Get preapproved for a mortgage

Once you have an idea of how much you can contribute to a down payment, you need to get preapproved for a mortgage. A preapproval isn’t an official “yes” to financing, but it is a lender-issued document that helps a seller know you are a serious, qualified buyer. The process is fairly easy: You share a range of information about your finances, and a lender will offer an initial assessment of their confidence that you’ll be able to pay the money back.

Find the right lender

All mortgage lenders that operate in Pennsylvania are not created equal. Some might tempt you with really low rates but charge high fees that add to your closing costs. Others might promise low costs but not be able to close very quickly. And some might be able to give you the best of everything: low fees, low rates and outstanding customer service. Be sure to compare offers from at least three lenders to find the deal that best fits your finances.

Find the best local real estate agent in Pennsylvania

Pinpointing the right place for you requires more than just browsing on Redfin and Zillow. It’s important to find a real estate agent who will understand your needs and guide you through what can be an overwhelming process. Plus, agents may have advance knowledge of new places before they hit the market, so they can give you a competitive edge as a buyer.

One quirk of the Philadelphia metro area specifically: If you’re looking for a place that’s commutable to Philly, you’ll want to find an agent who is also licensed to help you buy a house that isn’t in Pennsylvania. Plenty of Philly professionals commute from just across nearby state lines in Delaware and New Jersey, so make sure you ask the agents you’re considering about their experience all over the tri-state area.

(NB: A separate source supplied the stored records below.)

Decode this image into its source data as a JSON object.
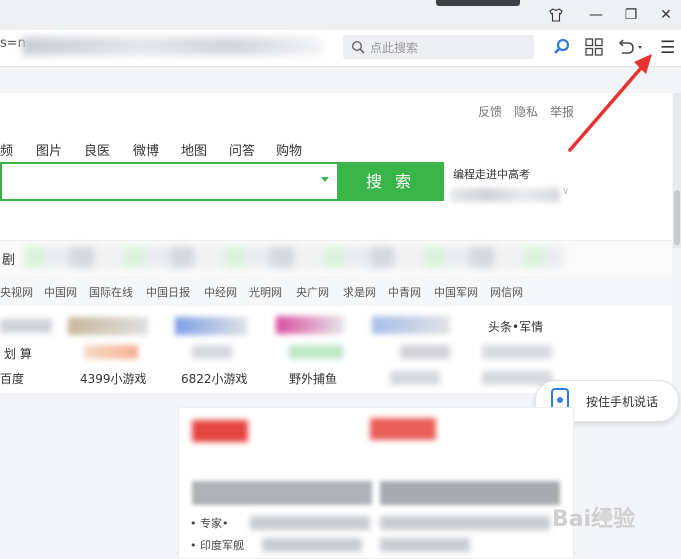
{
  "titlebar": {
    "shirt_icon": "shirt-icon",
    "minimize": "—",
    "restore": "❐",
    "close": "✕"
  },
  "toolbar": {
    "url_fragment": "s=n",
    "search_placeholder": "点此搜索",
    "menu_icon": "☰"
  },
  "page": {
    "top_links": [
      "反馈",
      "隐私",
      "举报"
    ],
    "tabs": [
      "频",
      "图片",
      "良医",
      "微博",
      "地图",
      "问答",
      "购物"
    ],
    "search_button": "搜 索",
    "hot_title": "编程走进中高考",
    "drama_label": "剧",
    "site_links": [
      "央视网",
      "中国网",
      "国际在线",
      "中国日报",
      "中经网",
      "光明网",
      "央广网",
      "求是网",
      "中青网",
      "中国军网",
      "网信网"
    ],
    "grid_row1": {
      "c5": "头条•军情"
    },
    "grid_row2": {
      "c1": "划 算"
    },
    "grid_row3": {
      "c1": "百度",
      "c2": "4399小游戏",
      "c3": "6822小游戏",
      "c4": "野外捕鱼"
    }
  },
  "voice": {
    "label": "按住手机说话"
  },
  "news": {
    "lines": [
      "• 专家•",
      "• 印度军舰"
    ]
  },
  "watermark": {
    "text": "Bai经验"
  },
  "colors": {
    "accent": "#3ab54a",
    "annotation": "#e8322f"
  }
}
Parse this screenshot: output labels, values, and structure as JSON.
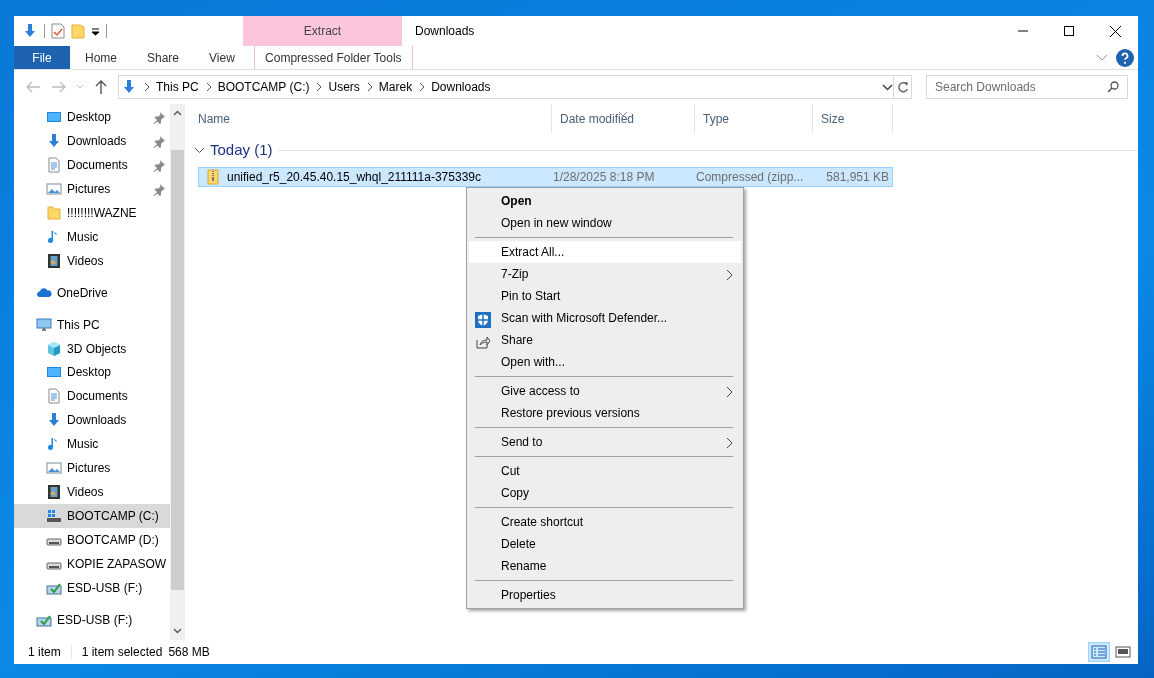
{
  "window": {
    "title": "Downloads"
  },
  "contextual_tab_group": {
    "label": "Extract"
  },
  "ribbon_tabs": [
    {
      "label": "File",
      "kind": "file"
    },
    {
      "label": "Home",
      "kind": "normal"
    },
    {
      "label": "Share",
      "kind": "normal"
    },
    {
      "label": "View",
      "kind": "normal"
    },
    {
      "label": "Compressed Folder Tools",
      "kind": "contextual"
    }
  ],
  "address_bar": {
    "segments": [
      "This PC",
      "BOOTCAMP (C:)",
      "Users",
      "Marek",
      "Downloads"
    ]
  },
  "search": {
    "placeholder": "Search Downloads"
  },
  "nav_pane": {
    "groups": [
      {
        "items": [
          {
            "label": "Desktop",
            "kind": "desktop",
            "pinned": true,
            "selected": false
          },
          {
            "label": "Downloads",
            "kind": "downloads",
            "pinned": true,
            "selected": false
          },
          {
            "label": "Documents",
            "kind": "documents",
            "pinned": true,
            "selected": false
          },
          {
            "label": "Pictures",
            "kind": "pictures",
            "pinned": true,
            "selected": false
          },
          {
            "label": "!!!!!!!!WAZNE",
            "kind": "folder",
            "pinned": false,
            "selected": false
          },
          {
            "label": "Music",
            "kind": "music",
            "pinned": false,
            "selected": false
          },
          {
            "label": "Videos",
            "kind": "videos",
            "pinned": false,
            "selected": false
          }
        ]
      },
      {
        "label": "OneDrive",
        "kind": "onedrive",
        "selected": false
      },
      {
        "label": "This PC",
        "kind": "pc",
        "selected": false,
        "children": [
          {
            "label": "3D Objects",
            "kind": "objects3d",
            "selected": false
          },
          {
            "label": "Desktop",
            "kind": "desktop",
            "selected": false
          },
          {
            "label": "Documents",
            "kind": "documents",
            "selected": false
          },
          {
            "label": "Downloads",
            "kind": "downloads",
            "selected": false
          },
          {
            "label": "Music",
            "kind": "music",
            "selected": false
          },
          {
            "label": "Pictures",
            "kind": "pictures",
            "selected": false
          },
          {
            "label": "Videos",
            "kind": "videos",
            "selected": false
          },
          {
            "label": "BOOTCAMP (C:)",
            "kind": "windrive",
            "selected": true
          },
          {
            "label": "BOOTCAMP (D:)",
            "kind": "drive",
            "selected": false
          },
          {
            "label": "KOPIE ZAPASOW",
            "kind": "drive",
            "selected": false
          },
          {
            "label": "ESD-USB (F:)",
            "kind": "usb",
            "selected": false
          }
        ]
      },
      {
        "label": "ESD-USB (F:)",
        "kind": "usb",
        "selected": false
      }
    ]
  },
  "file_list": {
    "columns": [
      {
        "label": "Name",
        "sorted": false
      },
      {
        "label": "Date modified",
        "sorted": true
      },
      {
        "label": "Type",
        "sorted": false
      },
      {
        "label": "Size",
        "sorted": false
      }
    ],
    "groups": [
      {
        "label": "Today (1)",
        "expanded": true,
        "rows": [
          {
            "name": "unified_r5_20.45.40.15_whql_211111a-375339c",
            "date": "1/28/2025 8:18 PM",
            "type": "Compressed (zipp...",
            "size": "581,951 KB",
            "selected": true
          }
        ]
      }
    ]
  },
  "context_menu": {
    "items": [
      {
        "kind": "command",
        "label": "Open",
        "default": true
      },
      {
        "kind": "command",
        "label": "Open in new window"
      },
      {
        "kind": "separator"
      },
      {
        "kind": "command",
        "label": "Extract All...",
        "selected": true
      },
      {
        "kind": "submenu",
        "label": "7-Zip"
      },
      {
        "kind": "command",
        "label": "Pin to Start"
      },
      {
        "kind": "scan",
        "label": "Scan with Microsoft Defender..."
      },
      {
        "kind": "share",
        "label": "Share"
      },
      {
        "kind": "command",
        "label": "Open with..."
      },
      {
        "kind": "separator"
      },
      {
        "kind": "submenu",
        "label": "Give access to"
      },
      {
        "kind": "command",
        "label": "Restore previous versions"
      },
      {
        "kind": "separator"
      },
      {
        "kind": "submenu",
        "label": "Send to"
      },
      {
        "kind": "separator"
      },
      {
        "kind": "command",
        "label": "Cut"
      },
      {
        "kind": "command",
        "label": "Copy"
      },
      {
        "kind": "separator"
      },
      {
        "kind": "command",
        "label": "Create shortcut"
      },
      {
        "kind": "command",
        "label": "Delete"
      },
      {
        "kind": "command",
        "label": "Rename"
      },
      {
        "kind": "separator"
      },
      {
        "kind": "command",
        "label": "Properties"
      }
    ]
  },
  "status_bar": {
    "item_count": "1 item",
    "selection": "1 item selected",
    "selection_size": "568 MB",
    "views": [
      {
        "kind": "details",
        "selected": true
      },
      {
        "kind": "large-icons",
        "selected": false
      }
    ]
  }
}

Start house hunting

When you’re ready to start touring properties, go into the process with an understanding of where you’re willing to compromise to find the right place. Rather than stretch your budget beyond your means, be willing to stretch your thoughts on how to make a home work for you. That might mean considering properties that don’t check off all your wants right now — an updated kitchen and a finished basement, for example — with a plan to upgrade the home after a few years. And be prepared to be patient: Plenty of buyers in Pennsylvania have been submitting offers on multiple homes before finally landing a deal.

Get a home inspection and appraisal

After that patience pays off and your offer is accepted, it’s almost time to celebrate — but not quite. You still need to take a much closer look at the property by hiring a professional home inspector to inspect every detail of the home. It will cost a few hundred bucks, but this is an expense you shouldn’t skimp on.

While the home inspection is optional and at your discretion, a home appraisal will be required by your lender. It’s a step that every lender takes to make sure the property is indeed worth the money they are letting you borrow to buy it.

Final walk-through and closing on your new Pennsylvania home

Before you head to the closing table, you’ll have one more opportunity to verify that the home is ready for you. Final walk-throughs are typically quick, but there’s plenty to confirm before you become the official owner. Make sure the seller has removed all their belongings, that no damage has occurred during their move-out and that the property is exactly as you expect it.

After that, it’s time to close. Your lender’s representative and your attorney will prepare you for this moment by telling you what you need to bring and how much money you need for the closing (which you’ll likely need to pay via a certified or cashier’s check). Then, you’ll sign your name on what feels like a novel’s worth of pages. Finally, the time is here: You are officially a Pennsylvania homeowner. Congratulations, the keys to the Keystone State are yours.

FAQs